[[ Source information open ]]

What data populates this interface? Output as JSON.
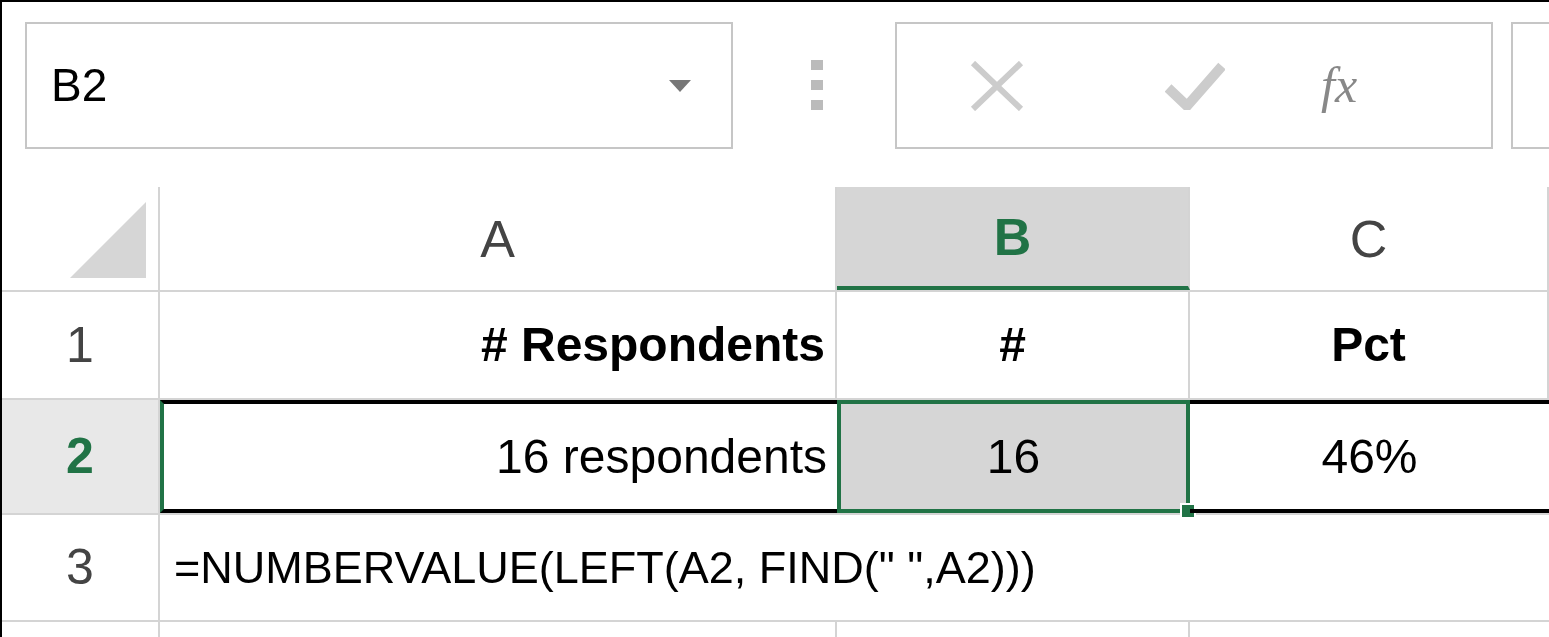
{
  "name_box": {
    "value": "B2"
  },
  "formula_bar": {
    "function_label": "fx"
  },
  "columns": [
    {
      "label": "A",
      "selected": false
    },
    {
      "label": "B",
      "selected": true
    },
    {
      "label": "C",
      "selected": false
    }
  ],
  "rows": [
    {
      "header": "1",
      "kind": "header",
      "selected": false,
      "cells": [
        {
          "text": "# Respondents",
          "selected": false
        },
        {
          "text": "#",
          "selected": false
        },
        {
          "text": "Pct",
          "selected": false
        }
      ]
    },
    {
      "header": "2",
      "kind": "data",
      "selected": true,
      "cells": [
        {
          "text": "16 respondents",
          "selected": false
        },
        {
          "text": "16",
          "selected": true
        },
        {
          "text": "46%",
          "selected": false
        }
      ]
    },
    {
      "header": "3",
      "kind": "formula",
      "selected": false,
      "cells": [
        {
          "text": "=NUMBERVALUE(LEFT(A2, FIND(\" \",A2)))",
          "selected": false
        }
      ]
    }
  ]
}
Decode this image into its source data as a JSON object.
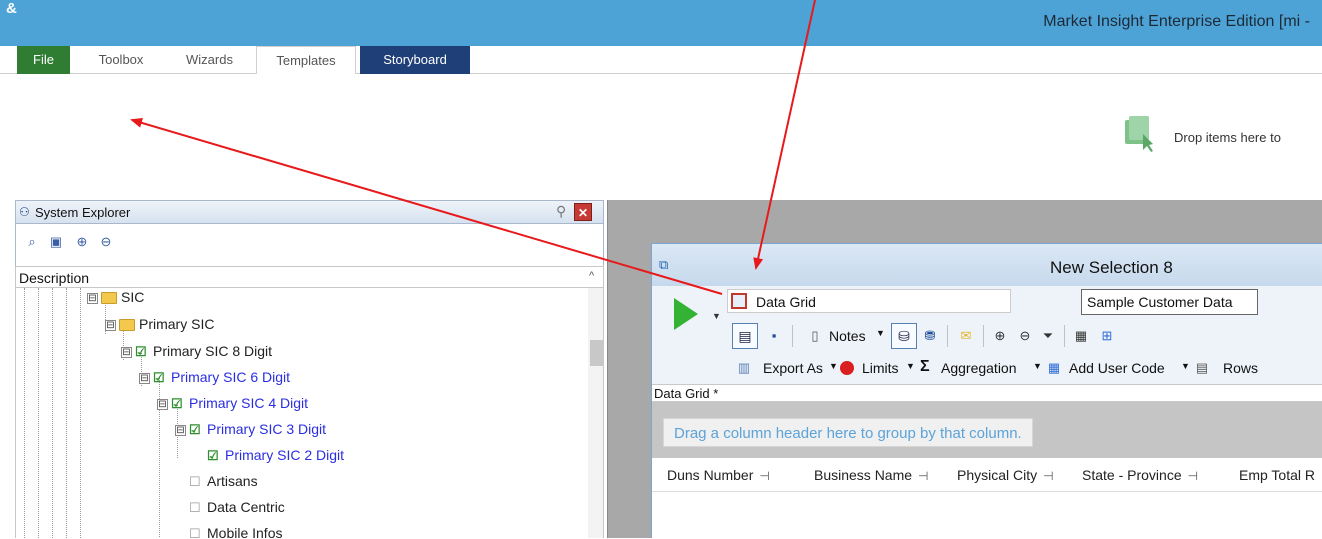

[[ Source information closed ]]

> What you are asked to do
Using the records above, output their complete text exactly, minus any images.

> Result of this task
What data populates this interface? Output as JSON.
{
  "name_box": {
    "value": "B2"
  },
  "formula_bar": {
    "function_label": "fx"
  },
  "columns": [
    {
      "label": "A",
      "selected": false
    },
    {
      "label": "B",
      "selected": true
    },
    {
      "label": "C",
      "selected": false
    }
  ],
  "rows": [
    {
      "header": "1",
      "kind": "header",
      "selected": false,
      "cells": [
        {
          "text": "# Respondents",
          "selected": false
        },
        {
          "text": "#",
          "selected": false
        },
        {
          "text": "Pct",
          "selected": false
        }
      ]
    },
    {
      "header": "2",
      "kind": "data",
      "selected": true,
      "cells": [
        {
          "text": "16 respondents",
          "selected": false
        },
        {
          "text": "16",
          "selected": true
        },
        {
          "text": "46%",
          "selected": false
        }
      ]
    },
    {
      "header": "3",
      "kind": "formula",
      "selected": false,
      "cells": [
        {
          "text": "=NUMBERVALUE(LEFT(A2, FIND(\" \",A2)))",
          "selected": false
        }
      ]
    }
  ]
}
Decode this image into its source data as a JSON object.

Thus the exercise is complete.